Exercise.
Please return each record exactly as it stands.

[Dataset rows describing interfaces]
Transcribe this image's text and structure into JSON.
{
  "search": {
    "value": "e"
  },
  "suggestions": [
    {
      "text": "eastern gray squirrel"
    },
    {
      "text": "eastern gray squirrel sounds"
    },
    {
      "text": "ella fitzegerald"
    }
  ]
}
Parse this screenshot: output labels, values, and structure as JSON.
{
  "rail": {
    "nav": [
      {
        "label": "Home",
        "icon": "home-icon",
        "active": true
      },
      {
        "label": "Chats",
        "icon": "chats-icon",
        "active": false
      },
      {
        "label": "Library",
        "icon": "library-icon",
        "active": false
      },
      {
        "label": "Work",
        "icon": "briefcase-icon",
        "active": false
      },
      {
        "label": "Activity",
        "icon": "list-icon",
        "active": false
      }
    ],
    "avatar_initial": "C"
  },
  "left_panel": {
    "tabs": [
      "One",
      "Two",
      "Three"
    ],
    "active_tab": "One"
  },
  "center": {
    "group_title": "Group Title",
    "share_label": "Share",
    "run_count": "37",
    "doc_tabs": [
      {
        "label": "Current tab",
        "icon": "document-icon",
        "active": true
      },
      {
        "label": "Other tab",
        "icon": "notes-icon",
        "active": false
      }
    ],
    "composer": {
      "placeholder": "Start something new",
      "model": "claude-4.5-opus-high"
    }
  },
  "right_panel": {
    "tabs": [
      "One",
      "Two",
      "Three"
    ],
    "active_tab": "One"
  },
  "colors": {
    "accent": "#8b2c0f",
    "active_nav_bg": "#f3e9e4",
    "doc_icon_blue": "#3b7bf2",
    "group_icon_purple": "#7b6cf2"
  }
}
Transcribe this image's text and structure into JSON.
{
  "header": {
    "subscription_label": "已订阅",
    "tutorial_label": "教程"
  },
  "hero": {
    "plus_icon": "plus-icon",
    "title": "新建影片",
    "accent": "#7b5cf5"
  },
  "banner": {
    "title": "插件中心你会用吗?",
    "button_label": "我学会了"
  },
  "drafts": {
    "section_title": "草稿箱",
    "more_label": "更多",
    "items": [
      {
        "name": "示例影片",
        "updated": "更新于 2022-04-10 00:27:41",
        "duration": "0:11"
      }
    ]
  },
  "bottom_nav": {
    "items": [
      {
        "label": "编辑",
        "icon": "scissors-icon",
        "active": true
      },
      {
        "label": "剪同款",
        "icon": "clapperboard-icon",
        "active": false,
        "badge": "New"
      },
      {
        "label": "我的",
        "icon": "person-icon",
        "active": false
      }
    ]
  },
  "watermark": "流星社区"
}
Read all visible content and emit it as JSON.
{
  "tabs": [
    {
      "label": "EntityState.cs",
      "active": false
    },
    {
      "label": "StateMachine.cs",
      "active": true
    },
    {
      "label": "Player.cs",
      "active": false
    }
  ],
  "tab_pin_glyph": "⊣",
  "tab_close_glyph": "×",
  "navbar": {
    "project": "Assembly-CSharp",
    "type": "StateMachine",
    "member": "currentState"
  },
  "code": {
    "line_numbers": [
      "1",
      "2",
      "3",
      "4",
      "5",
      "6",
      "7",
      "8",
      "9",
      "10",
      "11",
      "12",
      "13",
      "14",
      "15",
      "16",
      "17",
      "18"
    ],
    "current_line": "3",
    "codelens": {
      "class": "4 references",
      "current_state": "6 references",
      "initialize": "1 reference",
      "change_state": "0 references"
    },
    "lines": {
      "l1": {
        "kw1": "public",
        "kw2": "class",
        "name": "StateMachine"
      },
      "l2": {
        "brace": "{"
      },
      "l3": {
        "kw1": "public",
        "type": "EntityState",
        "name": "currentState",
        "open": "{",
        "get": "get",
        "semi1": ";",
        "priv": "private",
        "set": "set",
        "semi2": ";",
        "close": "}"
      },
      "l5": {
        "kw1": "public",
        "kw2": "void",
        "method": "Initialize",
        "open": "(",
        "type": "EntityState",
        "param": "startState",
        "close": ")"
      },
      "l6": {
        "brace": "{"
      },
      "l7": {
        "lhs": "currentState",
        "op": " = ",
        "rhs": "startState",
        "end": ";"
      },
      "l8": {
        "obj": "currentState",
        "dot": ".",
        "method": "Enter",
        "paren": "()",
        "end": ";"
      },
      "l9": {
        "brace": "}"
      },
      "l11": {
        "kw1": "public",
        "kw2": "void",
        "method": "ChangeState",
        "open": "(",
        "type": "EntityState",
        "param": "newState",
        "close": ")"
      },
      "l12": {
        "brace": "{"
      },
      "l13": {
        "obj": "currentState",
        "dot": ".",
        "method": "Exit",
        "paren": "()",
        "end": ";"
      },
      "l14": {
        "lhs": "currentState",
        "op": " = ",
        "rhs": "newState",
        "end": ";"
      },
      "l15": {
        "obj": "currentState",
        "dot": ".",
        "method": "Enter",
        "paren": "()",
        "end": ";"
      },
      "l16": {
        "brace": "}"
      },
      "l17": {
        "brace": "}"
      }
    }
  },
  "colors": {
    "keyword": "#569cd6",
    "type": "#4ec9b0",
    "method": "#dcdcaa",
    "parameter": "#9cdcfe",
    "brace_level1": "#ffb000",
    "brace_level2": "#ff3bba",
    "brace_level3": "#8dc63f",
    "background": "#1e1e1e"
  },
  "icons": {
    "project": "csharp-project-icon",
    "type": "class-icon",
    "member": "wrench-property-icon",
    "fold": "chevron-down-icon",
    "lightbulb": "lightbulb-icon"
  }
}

Response.
Transcribe this image's text and structure into JSON.
{
  "search": {
    "value": "e"
  },
  "suggestions": [
    {
      "text": "eastern gray squirrel"
    },
    {
      "text": "eastern gray squirrel sounds"
    },
    {
      "text": "ella fitzegerald"
    }
  ]
}
Parse this screenshot: output labels, values, and structure as JSON.
{
  "rail": {
    "nav": [
      {
        "label": "Home",
        "icon": "home-icon",
        "active": true
      },
      {
        "label": "Chats",
        "icon": "chats-icon",
        "active": false
      },
      {
        "label": "Library",
        "icon": "library-icon",
        "active": false
      },
      {
        "label": "Work",
        "icon": "briefcase-icon",
        "active": false
      },
      {
        "label": "Activity",
        "icon": "list-icon",
        "active": false
      }
    ],
    "avatar_initial": "C"
  },
  "left_panel": {
    "tabs": [
      "One",
      "Two",
      "Three"
    ],
    "active_tab": "One"
  },
  "center": {
    "group_title": "Group Title",
    "share_label": "Share",
    "run_count": "37",
    "doc_tabs": [
      {
        "label": "Current tab",
        "icon": "document-icon",
        "active": true
      },
      {
        "label": "Other tab",
        "icon": "notes-icon",
        "active": false
      }
    ],
    "composer": {
      "placeholder": "Start something new",
      "model": "claude-4.5-opus-high"
    }
  },
  "right_panel": {
    "tabs": [
      "One",
      "Two",
      "Three"
    ],
    "active_tab": "One"
  },
  "colors": {
    "accent": "#8b2c0f",
    "active_nav_bg": "#f3e9e4",
    "doc_icon_blue": "#3b7bf2",
    "group_icon_purple": "#7b6cf2"
  }
}
Transcribe this image's text and structure into JSON.
{
  "header": {
    "subscription_label": "已订阅",
    "tutorial_label": "教程"
  },
  "hero": {
    "plus_icon": "plus-icon",
    "title": "新建影片",
    "accent": "#7b5cf5"
  },
  "banner": {
    "title": "插件中心你会用吗?",
    "button_label": "我学会了"
  },
  "drafts": {
    "section_title": "草稿箱",
    "more_label": "更多",
    "items": [
      {
        "name": "示例影片",
        "updated": "更新于 2022-04-10 00:27:41",
        "duration": "0:11"
      }
    ]
  },
  "bottom_nav": {
    "items": [
      {
        "label": "编辑",
        "icon": "scissors-icon",
        "active": true
      },
      {
        "label": "剪同款",
        "icon": "clapperboard-icon",
        "active": false,
        "badge": "New"
      },
      {
        "label": "我的",
        "icon": "person-icon",
        "active": false
      }
    ]
  },
  "watermark": "流星社区"
}
Read all visible content and emit it as JSON.
{
  "tabs": [
    {
      "label": "EntityState.cs",
      "active": false
    },
    {
      "label": "StateMachine.cs",
      "active": true
    },
    {
      "label": "Player.cs",
      "active": false
    }
  ],
  "tab_pin_glyph": "⊣",
  "tab_close_glyph": "×",
  "navbar": {
    "project": "Assembly-CSharp",
    "type": "StateMachine",
    "member": "currentState"
  },
  "code": {
    "line_numbers": [
      "1",
      "2",
      "3",
      "4",
      "5",
      "6",
      "7",
      "8",
      "9",
      "10",
      "11",
      "12",
      "13",
      "14",
      "15",
      "16",
      "17",
      "18"
    ],
    "current_line": "3",
    "codelens": {
      "class": "4 references",
      "current_state": "6 references",
      "initialize": "1 reference",
      "change_state": "0 references"
    },
    "lines": {
      "l1": {
        "kw1": "public",
        "kw2": "class",
        "name": "StateMachine"
      },
      "l2": {
        "brace": "{"
      },
      "l3": {
        "kw1": "public",
        "type": "EntityState",
        "name": "currentState",
        "open": "{",
        "get": "get",
        "semi1": ";",
        "priv": "private",
        "set": "set",
        "semi2": ";",
        "close": "}"
      },
      "l5": {
        "kw1": "public",
        "kw2": "void",
        "method": "Initialize",
        "open": "(",
        "type": "EntityState",
        "param": "startState",
        "close": ")"
      },
      "l6": {
        "brace": "{"
      },
      "l7": {
        "lhs": "currentState",
        "op": " = ",
        "rhs": "startState",
        "end": ";"
      },
      "l8": {
        "obj": "currentState",
        "dot": ".",
        "method": "Enter",
        "paren": "()",
        "end": ";"
      },
      "l9": {
        "brace": "}"
      },
      "l11": {
        "kw1": "public",
        "kw2": "void",
        "method": "ChangeState",
        "open": "(",
        "type": "EntityState",
        "param": "newState",
        "close": ")"
      },
      "l12": {
        "brace": "{"
      },
      "l13": {
        "obj": "currentState",
        "dot": ".",
        "method": "Exit",
        "paren": "()",
        "end": ";"
      },
      "l14": {
        "lhs": "currentState",
        "op": " = ",
        "rhs": "newState",
        "end": ";"
      },
      "l15": {
        "obj": "currentState",
        "dot": ".",
        "method": "Enter",
        "paren": "()",
        "end": ";"
      },
      "l16": {
        "brace": "}"
      },
      "l17": {
        "brace": "}"
      }
    }
  },
  "colors": {
    "keyword": "#569cd6",
    "type": "#4ec9b0",
    "method": "#dcdcaa",
    "parameter": "#9cdcfe",
    "brace_level1": "#ffb000",
    "brace_level2": "#ff3bba",
    "brace_level3": "#8dc63f",
    "background": "#1e1e1e"
  },
  "icons": {
    "project": "csharp-project-icon",
    "type": "class-icon",
    "member": "wrench-property-icon",
    "fold": "chevron-down-icon",
    "lightbulb": "lightbulb-icon"
  }
}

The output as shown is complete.